**The data:**
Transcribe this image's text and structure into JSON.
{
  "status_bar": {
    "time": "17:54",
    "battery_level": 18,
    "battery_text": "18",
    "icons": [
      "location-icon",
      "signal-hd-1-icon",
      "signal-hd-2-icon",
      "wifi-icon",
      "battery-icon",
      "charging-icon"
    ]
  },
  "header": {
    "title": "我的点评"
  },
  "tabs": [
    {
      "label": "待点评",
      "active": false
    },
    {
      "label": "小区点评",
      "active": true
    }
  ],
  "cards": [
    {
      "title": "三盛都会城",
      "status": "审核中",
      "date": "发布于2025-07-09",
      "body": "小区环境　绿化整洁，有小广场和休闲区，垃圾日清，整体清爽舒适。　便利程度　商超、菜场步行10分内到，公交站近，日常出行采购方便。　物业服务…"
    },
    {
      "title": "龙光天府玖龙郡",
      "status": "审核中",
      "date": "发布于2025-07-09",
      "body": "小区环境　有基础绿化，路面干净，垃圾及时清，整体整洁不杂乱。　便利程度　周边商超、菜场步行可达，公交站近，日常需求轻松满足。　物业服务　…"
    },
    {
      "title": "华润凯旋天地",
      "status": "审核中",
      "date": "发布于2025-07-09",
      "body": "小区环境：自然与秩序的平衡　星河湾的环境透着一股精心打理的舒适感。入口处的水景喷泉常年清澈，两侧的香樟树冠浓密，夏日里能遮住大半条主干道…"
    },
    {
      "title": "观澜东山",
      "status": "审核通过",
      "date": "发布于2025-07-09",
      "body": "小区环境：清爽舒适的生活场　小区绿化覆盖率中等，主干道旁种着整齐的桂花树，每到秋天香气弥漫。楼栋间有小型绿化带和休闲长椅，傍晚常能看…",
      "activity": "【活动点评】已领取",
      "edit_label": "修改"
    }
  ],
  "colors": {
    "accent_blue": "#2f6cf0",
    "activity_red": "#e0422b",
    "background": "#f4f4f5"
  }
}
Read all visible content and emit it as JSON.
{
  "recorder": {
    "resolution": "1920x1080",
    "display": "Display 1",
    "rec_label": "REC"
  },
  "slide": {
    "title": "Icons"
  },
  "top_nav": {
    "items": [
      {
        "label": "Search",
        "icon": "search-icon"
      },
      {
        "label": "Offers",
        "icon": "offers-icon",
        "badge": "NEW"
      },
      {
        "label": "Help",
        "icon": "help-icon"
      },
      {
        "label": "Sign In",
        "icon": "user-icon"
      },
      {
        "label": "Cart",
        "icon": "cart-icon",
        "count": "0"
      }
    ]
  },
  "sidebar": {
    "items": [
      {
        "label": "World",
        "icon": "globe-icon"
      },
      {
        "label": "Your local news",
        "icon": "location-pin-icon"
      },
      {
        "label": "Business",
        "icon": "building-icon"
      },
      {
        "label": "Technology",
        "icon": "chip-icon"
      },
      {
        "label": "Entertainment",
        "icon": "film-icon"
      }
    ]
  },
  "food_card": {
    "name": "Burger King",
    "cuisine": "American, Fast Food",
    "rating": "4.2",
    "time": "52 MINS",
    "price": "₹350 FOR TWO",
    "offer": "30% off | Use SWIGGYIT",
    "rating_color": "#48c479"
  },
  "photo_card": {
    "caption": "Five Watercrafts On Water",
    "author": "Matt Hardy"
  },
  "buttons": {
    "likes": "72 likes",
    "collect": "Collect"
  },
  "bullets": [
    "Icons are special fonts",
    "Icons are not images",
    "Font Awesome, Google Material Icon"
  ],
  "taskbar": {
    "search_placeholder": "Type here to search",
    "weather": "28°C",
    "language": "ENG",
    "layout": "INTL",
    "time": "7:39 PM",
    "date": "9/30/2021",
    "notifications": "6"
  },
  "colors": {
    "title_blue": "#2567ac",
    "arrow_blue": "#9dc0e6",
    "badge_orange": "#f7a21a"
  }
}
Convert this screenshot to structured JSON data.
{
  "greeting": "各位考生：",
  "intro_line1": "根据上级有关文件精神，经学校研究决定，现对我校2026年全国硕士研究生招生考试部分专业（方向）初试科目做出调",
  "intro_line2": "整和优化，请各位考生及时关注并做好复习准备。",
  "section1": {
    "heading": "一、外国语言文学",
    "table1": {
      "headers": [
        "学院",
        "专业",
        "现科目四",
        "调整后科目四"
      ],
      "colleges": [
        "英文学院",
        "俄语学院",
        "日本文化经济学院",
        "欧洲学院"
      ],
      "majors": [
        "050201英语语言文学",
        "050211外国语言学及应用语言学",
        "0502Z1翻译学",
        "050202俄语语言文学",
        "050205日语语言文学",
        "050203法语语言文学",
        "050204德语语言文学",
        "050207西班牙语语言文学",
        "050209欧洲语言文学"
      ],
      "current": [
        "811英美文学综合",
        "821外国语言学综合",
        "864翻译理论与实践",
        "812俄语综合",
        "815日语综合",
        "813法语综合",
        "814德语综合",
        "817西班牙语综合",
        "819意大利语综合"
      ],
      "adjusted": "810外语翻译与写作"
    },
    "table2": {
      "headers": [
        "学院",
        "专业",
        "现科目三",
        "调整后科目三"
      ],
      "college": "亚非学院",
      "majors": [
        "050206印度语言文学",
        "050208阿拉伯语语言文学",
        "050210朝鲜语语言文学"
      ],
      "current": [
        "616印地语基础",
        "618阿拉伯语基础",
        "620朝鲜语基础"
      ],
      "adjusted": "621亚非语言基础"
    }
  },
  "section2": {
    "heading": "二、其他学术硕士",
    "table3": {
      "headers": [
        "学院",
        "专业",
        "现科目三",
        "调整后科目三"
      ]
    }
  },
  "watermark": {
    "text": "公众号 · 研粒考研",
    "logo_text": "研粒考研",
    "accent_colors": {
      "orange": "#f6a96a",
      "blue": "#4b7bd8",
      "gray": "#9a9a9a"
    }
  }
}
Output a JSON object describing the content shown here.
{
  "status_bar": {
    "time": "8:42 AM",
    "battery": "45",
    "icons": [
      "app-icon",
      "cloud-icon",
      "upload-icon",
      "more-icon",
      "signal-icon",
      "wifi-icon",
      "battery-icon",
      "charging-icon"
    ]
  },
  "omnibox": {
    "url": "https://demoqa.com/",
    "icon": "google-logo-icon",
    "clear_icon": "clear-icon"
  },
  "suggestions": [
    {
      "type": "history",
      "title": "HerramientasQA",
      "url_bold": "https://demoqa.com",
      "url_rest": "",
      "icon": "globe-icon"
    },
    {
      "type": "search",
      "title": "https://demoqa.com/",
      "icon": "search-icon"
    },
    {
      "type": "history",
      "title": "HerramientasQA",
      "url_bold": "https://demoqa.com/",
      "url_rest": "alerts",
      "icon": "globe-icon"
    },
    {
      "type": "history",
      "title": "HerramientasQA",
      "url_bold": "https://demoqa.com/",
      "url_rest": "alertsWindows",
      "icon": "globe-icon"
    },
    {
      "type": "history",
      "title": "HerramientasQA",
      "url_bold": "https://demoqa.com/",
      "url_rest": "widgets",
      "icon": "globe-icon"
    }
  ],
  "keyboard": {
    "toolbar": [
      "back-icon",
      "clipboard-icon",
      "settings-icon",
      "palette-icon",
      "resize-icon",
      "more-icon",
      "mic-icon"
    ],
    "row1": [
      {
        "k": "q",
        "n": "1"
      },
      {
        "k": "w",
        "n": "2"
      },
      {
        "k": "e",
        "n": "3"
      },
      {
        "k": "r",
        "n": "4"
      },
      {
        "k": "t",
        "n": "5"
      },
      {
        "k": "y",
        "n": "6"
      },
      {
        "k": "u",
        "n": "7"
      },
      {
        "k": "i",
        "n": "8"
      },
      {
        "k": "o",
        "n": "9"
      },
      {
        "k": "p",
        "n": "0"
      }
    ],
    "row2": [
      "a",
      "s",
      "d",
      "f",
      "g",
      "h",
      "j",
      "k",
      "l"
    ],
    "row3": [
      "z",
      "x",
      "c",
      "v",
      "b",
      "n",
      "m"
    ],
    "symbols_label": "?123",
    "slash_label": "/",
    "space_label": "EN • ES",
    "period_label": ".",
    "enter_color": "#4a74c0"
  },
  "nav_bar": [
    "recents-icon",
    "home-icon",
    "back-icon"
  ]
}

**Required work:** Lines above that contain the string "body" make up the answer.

**Exercise output:**
      "body": "小区环境　绿化整洁，有小广场和休闲区，垃圾日清，整体清爽舒适。　便利程度　商超、菜场步行10分内到，公交站近，日常出行采购方便。　物业服务…"
      "body": "小区环境　有基础绿化，路面干净，垃圾及时清，整体整洁不杂乱。　便利程度　周边商超、菜场步行可达，公交站近，日常需求轻松满足。　物业服务　…"
      "body": "小区环境：自然与秩序的平衡　星河湾的环境透着一股精心打理的舒适感。入口处的水景喷泉常年清澈，两侧的香樟树冠浓密，夏日里能遮住大半条主干道…"
      "body": "小区环境：清爽舒适的生活场　小区绿化覆盖率中等，主干道旁种着整齐的桂花树，每到秋天香气弥漫。楼栋间有小型绿化带和休闲长椅，傍晚常能看…",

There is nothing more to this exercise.